In January 2013, for the 14th year, Edward Jones was named one of the best companies to work for by FORTUNE Magazine in its annual listing. The firm ranked No. 8 overall. These 14 FORTUNE rankings include 10 top-10 finishes, consecutive No. 1 rankings in 2002 and 2003, and consecutive No. 2 rankings in 2009 and 2010. FORTUNE and Time Inc. are not affiliated with and do not endorse products or services of Edward Jones.
Edward Jones is headquartered in St. Louis. The Edward Jones website is located at www.edwardjones.com, and its recruiting website is www.careers.edwardjones.com. Member SIPC.
Sapulpa’s only live theater venue, located at 124 S. Water Street, is proud to announce its 35th Season. The SCT Board of Directors approved a 2013-2014 season that opens October 4-6 and 11-13 with the comedy by Phil Stong, “State Fair” (adapted by McMahon & Sergel) , director Todd Campbell.
“Every Christmas Story Every Told (and then some)” a comedy, by Michael Carlton, James Fitzgerald and John Alkvarez, director Sherry Whisman - December 6-8 and 13-15

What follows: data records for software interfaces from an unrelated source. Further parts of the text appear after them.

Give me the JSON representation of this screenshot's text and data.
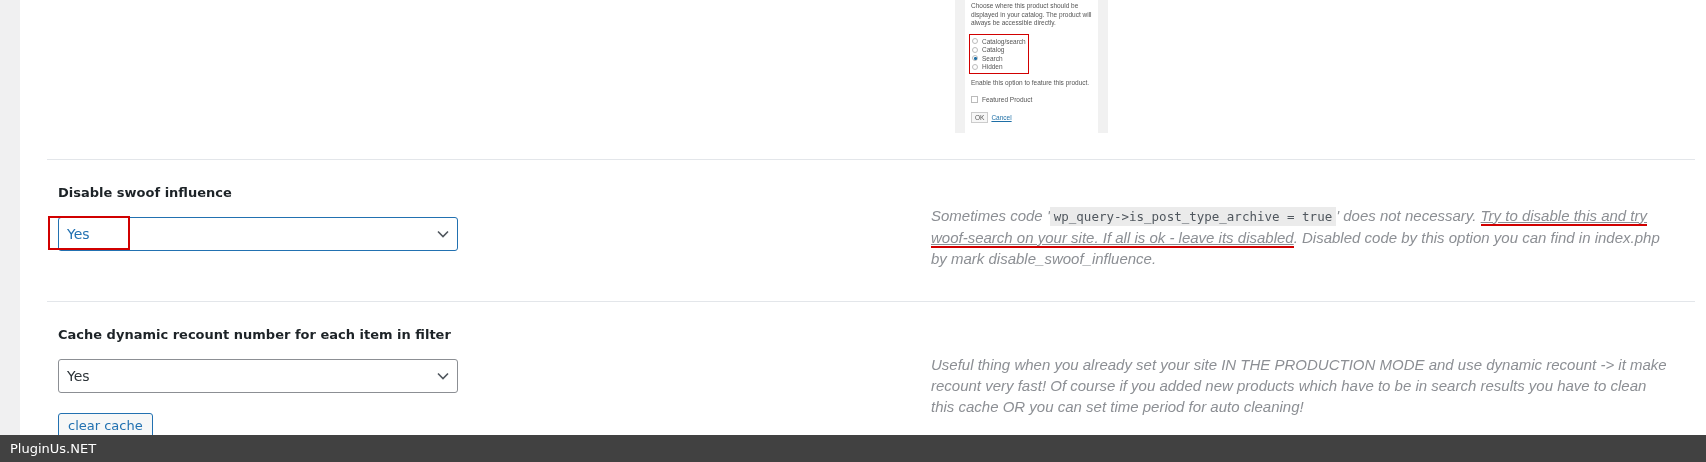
{
  "preview": {
    "intro": "Choose where this product should be displayed in your catalog. The product will always be accessible directly.",
    "annotated": true,
    "options": [
      {
        "label": "Catalog/search",
        "selected": false
      },
      {
        "label": "Catalog",
        "selected": false
      },
      {
        "label": "Search",
        "selected": true
      },
      {
        "label": "Hidden",
        "selected": false
      }
    ],
    "feature_hint": "Enable this option to feature this product.",
    "featured": {
      "label": "Featured Product",
      "checked": false
    },
    "ok_label": "OK",
    "cancel_label": "Cancel"
  },
  "settings": [
    {
      "label": "Disable swoof influence",
      "value": "Yes",
      "focused": true,
      "annotated": true,
      "description": [
        {
          "kind": "text",
          "text": "Sometimes code '"
        },
        {
          "kind": "code",
          "text": "wp_query->is_post_type_archive = true"
        },
        {
          "kind": "text",
          "text": "' does not necessary. "
        },
        {
          "kind": "marked",
          "text": "Try to disable this and try woof-search on your site. If all is ok - leave its disabled"
        },
        {
          "kind": "text",
          "text": ". Disabled code by this option you can find in index.php by mark disable_swoof_influence."
        }
      ]
    },
    {
      "label": "Cache dynamic recount number for each item in filter",
      "value": "Yes",
      "focused": false,
      "annotated": false,
      "button": "clear cache",
      "description": [
        {
          "kind": "text",
          "text": "Useful thing when you already set your site IN THE PRODUCTION MODE and use dynamic recount -> it make recount very fast! Of course if you added new products which have to be in search results you have to clean this cache OR you can set time period for auto cleaning!"
        }
      ]
    }
  ],
  "footer": {
    "brand": "PluginUs.NET"
  }
}
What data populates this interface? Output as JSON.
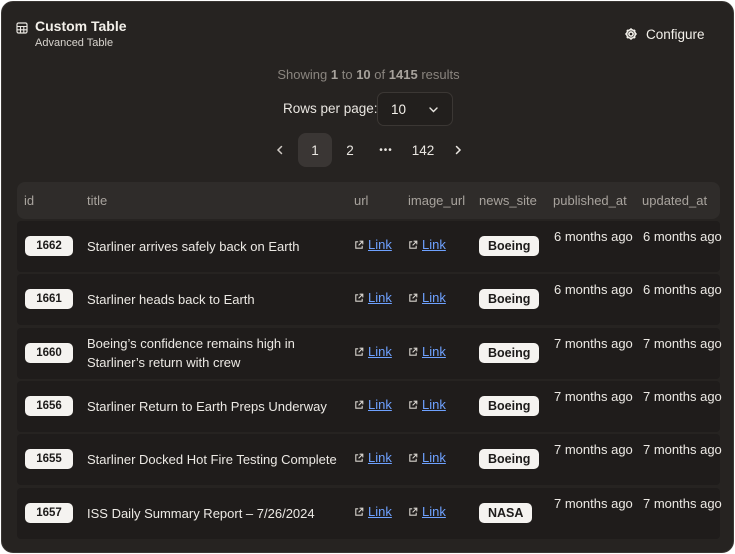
{
  "header": {
    "title": "Custom Table",
    "subtitle": "Advanced Table",
    "configure_label": "Configure",
    "table_icon": "table-icon",
    "gear_icon": "gear-icon"
  },
  "summary": {
    "prefix": "Showing",
    "from": "1",
    "to_word": "to",
    "to": "10",
    "of_word": "of",
    "total": "1415",
    "suffix": "results"
  },
  "rows_per_page": {
    "label": "Rows per page:",
    "value": "10"
  },
  "pagination": {
    "prev_icon": "chevron-left-icon",
    "pages": [
      "1",
      "2",
      "•••",
      "142"
    ],
    "active_page": "1",
    "next_icon": "chevron-right-icon"
  },
  "table": {
    "columns": [
      "id",
      "title",
      "url",
      "image_url",
      "news_site",
      "published_at",
      "updated_at"
    ],
    "link_label": "Link",
    "rows": [
      {
        "id": "1662",
        "title": "Starliner arrives safely back on Earth",
        "news_site": "Boeing",
        "published_at": "6 months ago",
        "updated_at": "6 months ago"
      },
      {
        "id": "1661",
        "title": "Starliner heads back to Earth",
        "news_site": "Boeing",
        "published_at": "6 months ago",
        "updated_at": "6 months ago"
      },
      {
        "id": "1660",
        "title": "Boeing’s confidence remains high in Starliner’s return with crew",
        "news_site": "Boeing",
        "published_at": "7 months ago",
        "updated_at": "7 months ago"
      },
      {
        "id": "1656",
        "title": "Starliner Return to Earth Preps Underway",
        "news_site": "Boeing",
        "published_at": "7 months ago",
        "updated_at": "7 months ago"
      },
      {
        "id": "1655",
        "title": "Starliner Docked Hot Fire Testing Complete",
        "news_site": "Boeing",
        "published_at": "7 months ago",
        "updated_at": "7 months ago"
      },
      {
        "id": "1657",
        "title": "ISS Daily Summary Report – 7/26/2024",
        "news_site": "NASA",
        "published_at": "7 months ago",
        "updated_at": "7 months ago"
      }
    ]
  }
}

“Etcetera, etcetera” Original play(s) by local playwright(s), director tbd - February 7-9 and 14-16
“Death of a Salesman”, a drama, by Arthur Miller, director Kathryn Hartney - April 25-27 and May 2-4
“Quilters”, a musical, by Molly Newman and Barbara Damashak, director Iris Ballou - June 20-22 and 27-29
In addition to a five-play season, SCT will be presenting 2 additional fundraising productions.
Tickets are now available by calling the theatre at 227-2169. Season tickets are just $45.00 for adults and $22.50 for students. Tickets at the door for season shows remain at $10.00 and $5.00. SCT is dedicated to proudly serving the Sapulpa area with quality entertainment for local audiences and a creative experience for local actors, directors, and craftspeople.
SCT is a non-profit organization and operates from a budget based on grants, sponsorships, attendance and donor gifting. Yearly memberships to the theatre are $50.00. Season ticket holders and the membership participate in voting for favorite production, actors and director at season end: this year’s Awards Gala will be held at the theater on Saturday, July 20th, from 6:30 – 9:30 and is by invitation.
Sapulpa Community Theatre is a 501(c)(3) non-profit organization and supported in part by a grant from the Oklahoma Arts Council.